◆ **Records supplied**
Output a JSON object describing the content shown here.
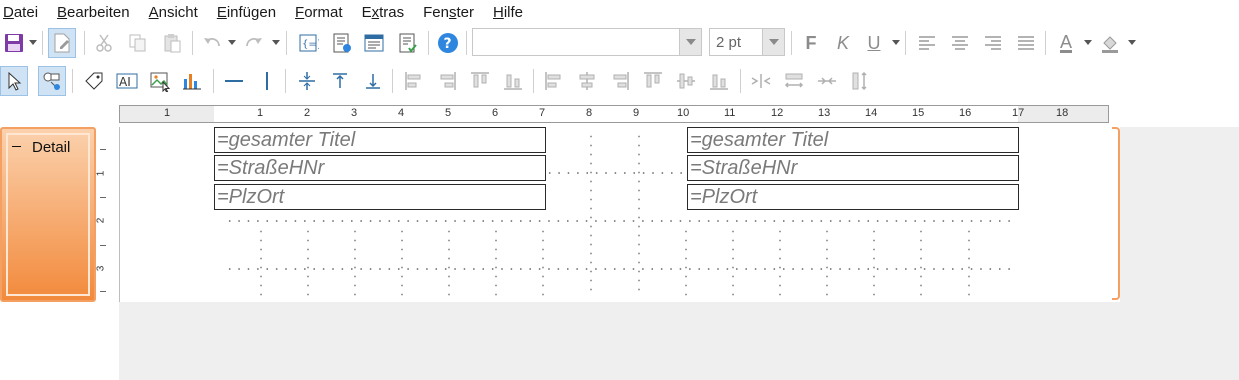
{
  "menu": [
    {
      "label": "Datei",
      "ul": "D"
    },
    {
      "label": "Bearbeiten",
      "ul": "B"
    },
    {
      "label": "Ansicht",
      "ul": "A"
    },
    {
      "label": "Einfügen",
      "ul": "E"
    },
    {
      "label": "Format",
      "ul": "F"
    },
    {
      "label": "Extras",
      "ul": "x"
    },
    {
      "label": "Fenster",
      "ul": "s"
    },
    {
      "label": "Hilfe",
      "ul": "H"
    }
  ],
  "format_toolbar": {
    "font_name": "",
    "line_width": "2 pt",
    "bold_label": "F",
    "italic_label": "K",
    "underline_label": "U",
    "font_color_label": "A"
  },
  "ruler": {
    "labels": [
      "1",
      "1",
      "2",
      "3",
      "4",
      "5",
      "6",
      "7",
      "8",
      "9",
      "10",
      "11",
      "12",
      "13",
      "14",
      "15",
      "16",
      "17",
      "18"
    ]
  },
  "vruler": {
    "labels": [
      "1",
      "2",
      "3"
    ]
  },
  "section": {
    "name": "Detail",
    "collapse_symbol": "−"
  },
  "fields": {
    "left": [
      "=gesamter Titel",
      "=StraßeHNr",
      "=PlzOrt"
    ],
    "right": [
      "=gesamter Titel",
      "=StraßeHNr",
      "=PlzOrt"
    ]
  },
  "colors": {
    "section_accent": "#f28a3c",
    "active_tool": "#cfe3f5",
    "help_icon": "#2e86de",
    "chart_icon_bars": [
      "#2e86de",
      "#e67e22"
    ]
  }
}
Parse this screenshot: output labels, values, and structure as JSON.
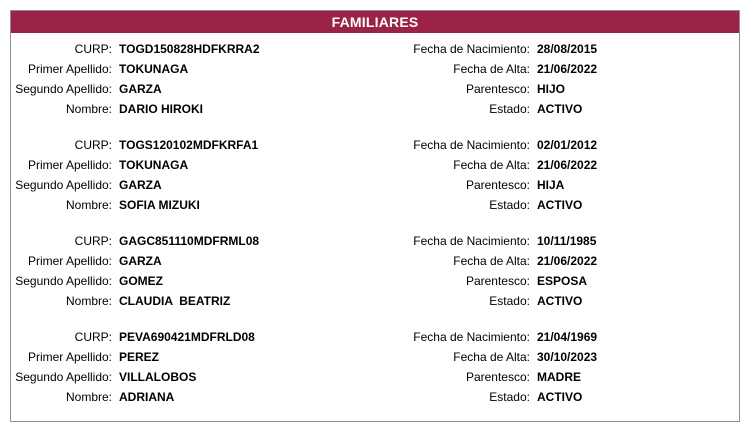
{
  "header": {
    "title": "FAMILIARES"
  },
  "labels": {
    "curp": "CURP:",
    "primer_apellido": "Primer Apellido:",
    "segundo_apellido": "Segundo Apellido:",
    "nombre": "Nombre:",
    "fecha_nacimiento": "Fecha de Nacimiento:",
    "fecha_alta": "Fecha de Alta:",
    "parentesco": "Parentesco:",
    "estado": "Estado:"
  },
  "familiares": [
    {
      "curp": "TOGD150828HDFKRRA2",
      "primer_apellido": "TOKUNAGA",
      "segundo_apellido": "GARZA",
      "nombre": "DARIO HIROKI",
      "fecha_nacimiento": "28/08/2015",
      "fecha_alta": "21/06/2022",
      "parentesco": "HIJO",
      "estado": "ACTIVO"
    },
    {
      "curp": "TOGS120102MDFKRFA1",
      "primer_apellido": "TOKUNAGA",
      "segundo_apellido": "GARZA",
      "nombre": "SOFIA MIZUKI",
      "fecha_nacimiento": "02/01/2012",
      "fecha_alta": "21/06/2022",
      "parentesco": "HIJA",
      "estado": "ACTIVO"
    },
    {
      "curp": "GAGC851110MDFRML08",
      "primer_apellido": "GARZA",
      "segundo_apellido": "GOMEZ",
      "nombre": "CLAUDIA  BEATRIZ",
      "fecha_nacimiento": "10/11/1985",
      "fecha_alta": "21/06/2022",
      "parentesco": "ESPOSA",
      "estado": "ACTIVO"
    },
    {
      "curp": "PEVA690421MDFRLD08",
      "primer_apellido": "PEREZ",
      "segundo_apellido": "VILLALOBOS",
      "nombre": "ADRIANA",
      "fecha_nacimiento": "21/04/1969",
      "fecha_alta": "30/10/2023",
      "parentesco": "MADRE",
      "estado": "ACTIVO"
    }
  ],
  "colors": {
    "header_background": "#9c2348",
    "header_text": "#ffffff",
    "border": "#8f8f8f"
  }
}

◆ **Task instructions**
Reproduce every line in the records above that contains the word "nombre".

◆ **Worked solution**
    "nombre": "Nombre:",
      "nombre": "DARIO HIROKI",
      "nombre": "SOFIA MIZUKI",
      "nombre": "CLAUDIA  BEATRIZ",
      "nombre": "ADRIANA",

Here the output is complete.